My fear is that future occupational pensions for many people could be damaged by the introduction of auto-enrolment and NEST, because employers may well take the opportunity to cut back their pension contributions to the NEST minimum. Currently, employers who do provide pensions for their workers are contributing an average of 6% of salary, but the new NEST scheme offers them a chance to cut back to 3% (and the initial contribution level will only have to be 1% of salary). This risk of leveling down poses a threat to current workers, but it is hoped that it will not be a significant problem.

This is a huge experiment and other countries will be watching closely to see how auto-enrolment and NEST work out over the coming years. Workers will need to decide whether to stay in or opt out and even if they opt out, they will be automatically re-enrolled every three years or so, in order to try to encourage them to save in a pension.

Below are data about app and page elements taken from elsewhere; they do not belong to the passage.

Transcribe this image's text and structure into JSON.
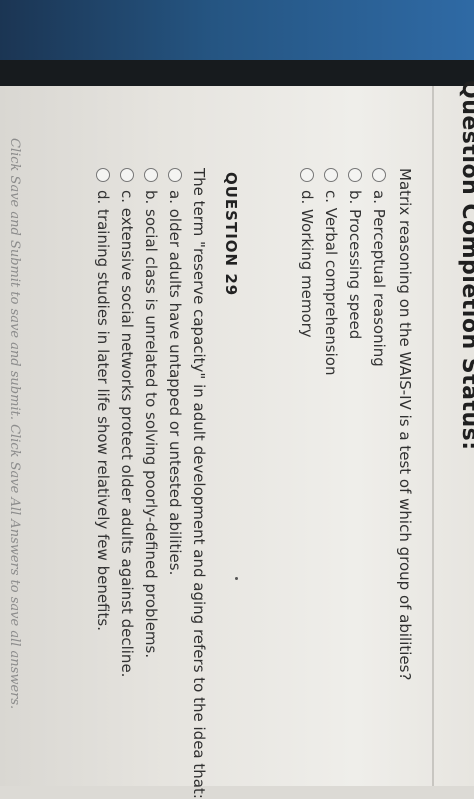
{
  "header": {
    "title": "Question Completion Status:"
  },
  "questions": [
    {
      "prompt": "Matrix reasoning on the WAIS-IV is a test of which group of abilities?",
      "options": [
        "a. Perceptual reasoning",
        "b. Processing speed",
        "c. Verbal comprehension",
        "d. Working memory"
      ]
    },
    {
      "title": "QUESTION 29",
      "prompt": "The term \"reserve capacity\" in adult development and aging refers to the idea that:",
      "options": [
        "a. older adults have untapped or untested abilities.",
        "b. social class is unrelated to solving poorly-defined problems.",
        "c. extensive social networks protect older adults against decline.",
        "d. training studies in later life show relatively few benefits."
      ]
    }
  ],
  "footer": {
    "text": "Click Save and Submit to save and submit. Click Save All Answers to save all answers."
  },
  "colors": {
    "top_band": "#255582",
    "dark_band": "#171b1e",
    "screen": "#e6e4df"
  }
}
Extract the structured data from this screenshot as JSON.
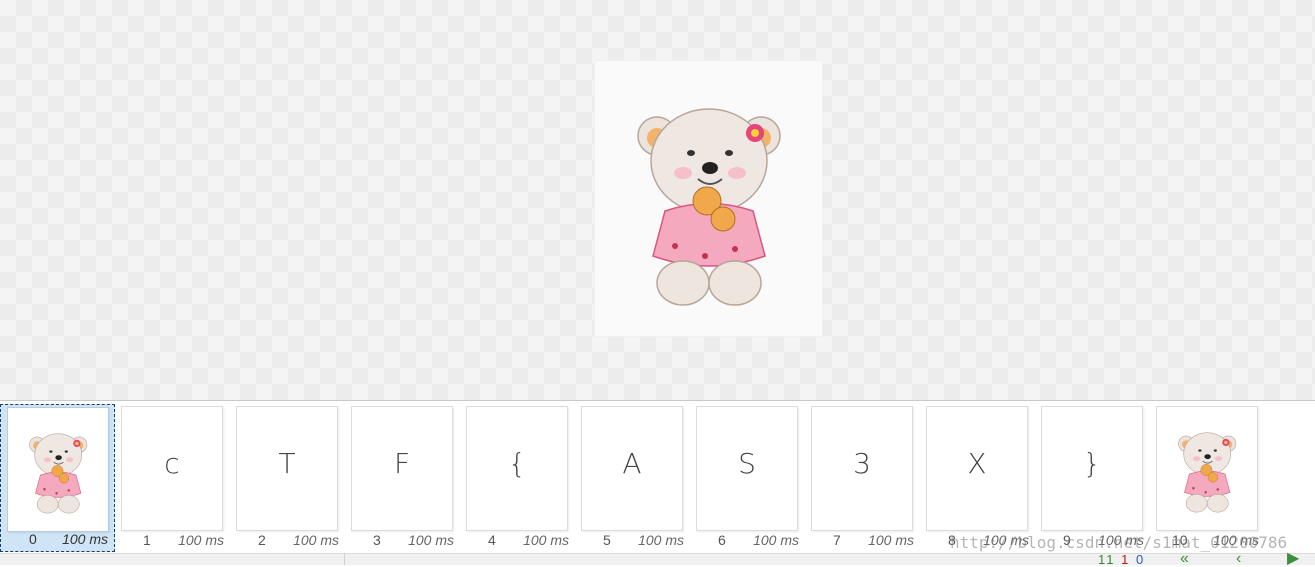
{
  "frames": [
    {
      "index": "0",
      "duration": "100 ms",
      "kind": "image",
      "selected": true
    },
    {
      "index": "1",
      "duration": "100 ms",
      "kind": "text",
      "glyph": "c"
    },
    {
      "index": "2",
      "duration": "100 ms",
      "kind": "text",
      "glyph": "T"
    },
    {
      "index": "3",
      "duration": "100 ms",
      "kind": "text",
      "glyph": "F"
    },
    {
      "index": "4",
      "duration": "100 ms",
      "kind": "text",
      "glyph": "{"
    },
    {
      "index": "5",
      "duration": "100 ms",
      "kind": "text",
      "glyph": "A"
    },
    {
      "index": "6",
      "duration": "100 ms",
      "kind": "text",
      "glyph": "S"
    },
    {
      "index": "7",
      "duration": "100 ms",
      "kind": "text",
      "glyph": "3"
    },
    {
      "index": "8",
      "duration": "100 ms",
      "kind": "text",
      "glyph": "X"
    },
    {
      "index": "9",
      "duration": "100 ms",
      "kind": "text",
      "glyph": "}"
    },
    {
      "index": "10",
      "duration": "100 ms",
      "kind": "image"
    }
  ],
  "status": {
    "count_a": "11",
    "count_b": "1",
    "count_c": "0"
  },
  "watermark": "http://blog.csdn.net/s1mat_01200786",
  "icons": {
    "preview": "teddy-bear-image",
    "nav_first": "double-chevron-left-icon",
    "nav_prev": "chevron-left-icon",
    "nav_next": "play-right-icon"
  },
  "colors": {
    "selection_fill": "#cfe5f5",
    "selection_border": "#1b3d66",
    "count_a": "#2e8b2e",
    "count_b": "#c01818",
    "count_c": "#1e5fc8"
  }
}
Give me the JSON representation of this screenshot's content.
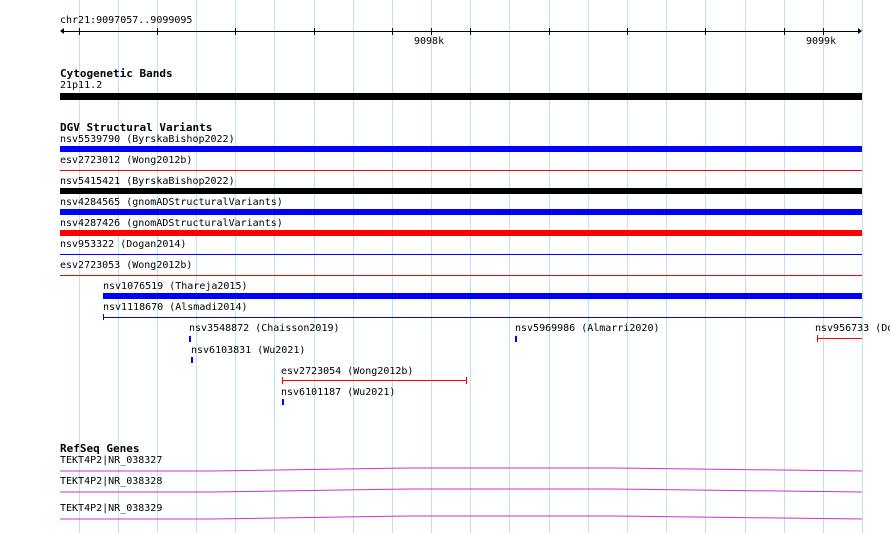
{
  "ruler": {
    "position": "chr21:9097057..9099095",
    "tick_1": "9098k",
    "tick_2": "9099k"
  },
  "tracks": {
    "cytoband": {
      "title": "Cytogenetic Bands",
      "band_label": "21p11.2",
      "band_color": "#000000"
    },
    "dgv": {
      "title": "DGV Structural Variants",
      "items": [
        {
          "label": "nsv5539790 (ByrskaBishop2022)",
          "color": "#0000ff"
        },
        {
          "label": "esv2723012 (Wong2012b)",
          "color": "#ff0000"
        },
        {
          "label": "nsv5415421 (ByrskaBishop2022)",
          "color": "#000000"
        },
        {
          "label": "nsv4284565 (gnomADStructuralVariants)",
          "color": "#0000ff"
        },
        {
          "label": "nsv4287426 (gnomADStructuralVariants)",
          "color": "#ff0000"
        },
        {
          "label": "nsv953322 (Dogan2014)",
          "color": "#0000ff"
        },
        {
          "label": "esv2723053 (Wong2012b)",
          "color": "#ff0000"
        },
        {
          "label": "nsv1076519 (Thareja2015)",
          "color": "#0000ff"
        },
        {
          "label": "nsv1118670 (Alsmadi2014)",
          "color": "#0000ff"
        },
        {
          "label": "nsv3548872 (Chaisson2019)",
          "color": "#0000ff"
        },
        {
          "label": "nsv5969986 (Almarri2020)",
          "color": "#0000ff"
        },
        {
          "label": "nsv956733 (Do",
          "color": "#ff0000"
        },
        {
          "label": "nsv6103831 (Wu2021)",
          "color": "#0000ff"
        },
        {
          "label": "esv2723054 (Wong2012b)",
          "color": "#ff0000"
        },
        {
          "label": "nsv6101187 (Wu2021)",
          "color": "#0000ff"
        }
      ]
    },
    "refseq": {
      "title": "RefSeq Genes",
      "gene_color": "#cc33cc",
      "items": [
        {
          "label": "TEKT4P2|NR_038327"
        },
        {
          "label": "TEKT4P2|NR_038328"
        },
        {
          "label": "TEKT4P2|NR_038329"
        }
      ]
    }
  }
}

In order to help improve the attractiveness of this workplace pension revolution, the Government has recently announced a radical reform of state pensions. At the moment, the state pension system actually undermines private pension saving, because nearly half of pensioners are entitled to means-tested pension credit in retirement. When they claim pension credit, they will lose much, or even all, of their private pension. The proposal to pay all newly retiring pensioners, who have a full National Insurance record, at least £140 a week will remove the risk of mass means-testing for future new pensioners.

Without this reform, pension saving would be an unsuitable investment for the many low and moderate earners in NEST. They would face the risk of having their pensions penalized by the state system in retirement. By paying a simple, flat-rate pension of £140 a week, the Government would make it clear to everyone that if they want to have more than that in retirement, they will need to save to provide themselves with extra income, or keep working longer.

As occupational pension provision moves away from traditional final salary schemes, it becomes ever more important to help people feel safe about saving for retirement. I hope that the Government will rise to the challenge and secure a better future for us all.


© Dr. Ros Altmann  |  Home  |  Profile  |  Disclaimer